*TASK ITEM*
Among the following entries, say how many lines contain the word "JSON"; the answer is a number and nothing else.

(Records excerpted from a collection)
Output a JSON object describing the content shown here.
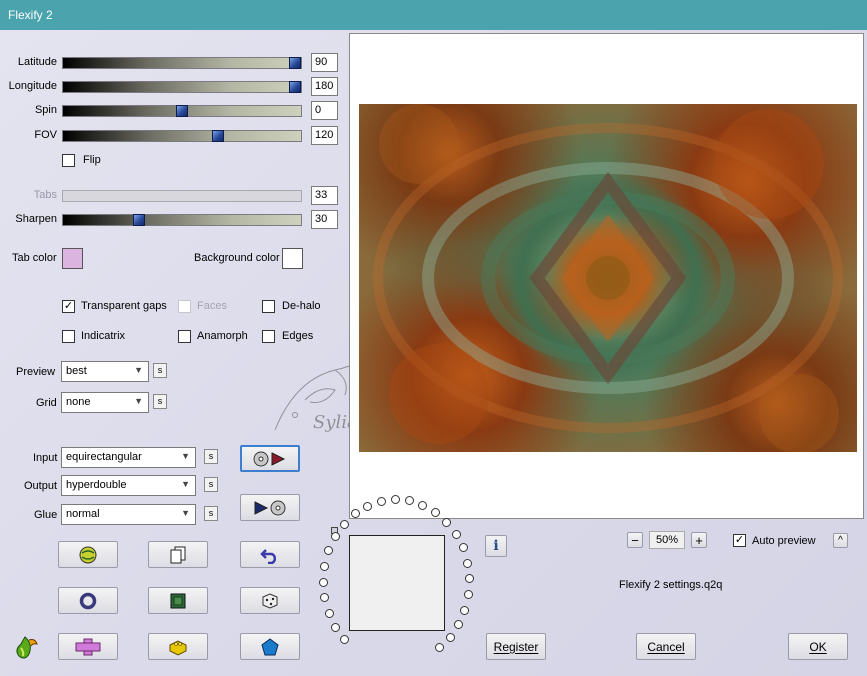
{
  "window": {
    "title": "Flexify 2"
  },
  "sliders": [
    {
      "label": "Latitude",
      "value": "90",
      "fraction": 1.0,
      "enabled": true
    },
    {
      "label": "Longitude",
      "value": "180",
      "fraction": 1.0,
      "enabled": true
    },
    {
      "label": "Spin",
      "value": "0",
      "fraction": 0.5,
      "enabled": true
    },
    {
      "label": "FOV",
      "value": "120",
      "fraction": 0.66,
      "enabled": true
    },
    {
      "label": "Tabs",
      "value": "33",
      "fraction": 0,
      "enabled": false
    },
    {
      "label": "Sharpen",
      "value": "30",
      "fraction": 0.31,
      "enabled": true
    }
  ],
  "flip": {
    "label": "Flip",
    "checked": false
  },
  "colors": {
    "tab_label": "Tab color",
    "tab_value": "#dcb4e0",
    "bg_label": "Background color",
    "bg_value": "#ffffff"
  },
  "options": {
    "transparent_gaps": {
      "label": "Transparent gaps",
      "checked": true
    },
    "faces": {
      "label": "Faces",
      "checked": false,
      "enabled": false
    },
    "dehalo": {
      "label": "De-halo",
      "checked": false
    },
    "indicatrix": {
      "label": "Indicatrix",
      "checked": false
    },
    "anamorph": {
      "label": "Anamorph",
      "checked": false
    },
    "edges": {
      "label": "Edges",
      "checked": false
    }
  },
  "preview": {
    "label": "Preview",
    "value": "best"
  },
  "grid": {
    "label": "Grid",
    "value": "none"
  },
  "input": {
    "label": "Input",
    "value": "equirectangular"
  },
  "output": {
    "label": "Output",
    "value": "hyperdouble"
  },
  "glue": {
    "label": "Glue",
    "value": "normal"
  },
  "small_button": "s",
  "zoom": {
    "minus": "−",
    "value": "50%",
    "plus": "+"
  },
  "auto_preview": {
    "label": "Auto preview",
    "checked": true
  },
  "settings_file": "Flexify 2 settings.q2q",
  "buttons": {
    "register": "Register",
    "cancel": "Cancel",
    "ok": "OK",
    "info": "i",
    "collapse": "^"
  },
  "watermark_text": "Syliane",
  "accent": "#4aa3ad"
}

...

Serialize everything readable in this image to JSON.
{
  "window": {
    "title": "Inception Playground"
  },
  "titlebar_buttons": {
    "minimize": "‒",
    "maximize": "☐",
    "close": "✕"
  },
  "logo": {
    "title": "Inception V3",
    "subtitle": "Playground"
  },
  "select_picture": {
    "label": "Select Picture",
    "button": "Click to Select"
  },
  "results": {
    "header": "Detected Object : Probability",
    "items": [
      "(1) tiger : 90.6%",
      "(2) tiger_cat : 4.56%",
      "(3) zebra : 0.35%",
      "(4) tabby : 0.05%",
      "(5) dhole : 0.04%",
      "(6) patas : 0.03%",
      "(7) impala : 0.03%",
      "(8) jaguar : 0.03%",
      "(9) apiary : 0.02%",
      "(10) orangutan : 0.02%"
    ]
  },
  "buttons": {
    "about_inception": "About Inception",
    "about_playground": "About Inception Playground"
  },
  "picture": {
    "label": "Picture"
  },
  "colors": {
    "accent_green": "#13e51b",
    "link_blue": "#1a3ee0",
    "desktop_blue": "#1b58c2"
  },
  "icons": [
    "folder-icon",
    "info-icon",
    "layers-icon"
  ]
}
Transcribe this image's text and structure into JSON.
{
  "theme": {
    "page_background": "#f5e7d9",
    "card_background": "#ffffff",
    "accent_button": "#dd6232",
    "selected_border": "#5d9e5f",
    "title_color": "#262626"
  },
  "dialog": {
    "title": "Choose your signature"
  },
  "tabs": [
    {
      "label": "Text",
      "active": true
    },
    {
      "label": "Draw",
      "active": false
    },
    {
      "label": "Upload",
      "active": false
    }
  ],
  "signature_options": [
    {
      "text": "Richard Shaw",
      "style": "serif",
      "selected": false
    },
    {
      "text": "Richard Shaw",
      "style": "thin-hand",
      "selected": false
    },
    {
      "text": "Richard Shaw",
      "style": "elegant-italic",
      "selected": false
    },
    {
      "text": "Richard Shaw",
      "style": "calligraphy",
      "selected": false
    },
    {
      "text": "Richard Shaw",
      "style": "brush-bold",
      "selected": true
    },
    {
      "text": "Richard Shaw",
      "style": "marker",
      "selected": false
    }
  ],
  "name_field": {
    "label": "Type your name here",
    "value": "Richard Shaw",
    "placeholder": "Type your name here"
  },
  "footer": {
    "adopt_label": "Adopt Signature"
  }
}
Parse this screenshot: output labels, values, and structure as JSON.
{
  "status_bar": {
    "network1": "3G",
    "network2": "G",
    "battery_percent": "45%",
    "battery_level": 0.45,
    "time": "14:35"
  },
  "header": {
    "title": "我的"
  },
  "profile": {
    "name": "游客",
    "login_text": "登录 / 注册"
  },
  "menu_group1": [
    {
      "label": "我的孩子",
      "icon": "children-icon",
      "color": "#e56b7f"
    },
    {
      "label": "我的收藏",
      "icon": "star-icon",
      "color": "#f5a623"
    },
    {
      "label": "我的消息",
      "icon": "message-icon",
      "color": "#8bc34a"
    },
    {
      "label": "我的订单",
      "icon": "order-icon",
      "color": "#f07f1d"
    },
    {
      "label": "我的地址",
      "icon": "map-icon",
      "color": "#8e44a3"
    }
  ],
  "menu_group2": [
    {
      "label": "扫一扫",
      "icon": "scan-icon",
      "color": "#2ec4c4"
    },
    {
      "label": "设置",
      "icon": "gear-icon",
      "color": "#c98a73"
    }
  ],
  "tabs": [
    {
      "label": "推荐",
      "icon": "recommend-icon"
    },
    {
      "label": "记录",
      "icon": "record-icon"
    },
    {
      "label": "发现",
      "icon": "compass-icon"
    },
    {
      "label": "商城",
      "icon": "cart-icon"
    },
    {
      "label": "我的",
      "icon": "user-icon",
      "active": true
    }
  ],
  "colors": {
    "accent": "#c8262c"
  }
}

*SOLUTION*
4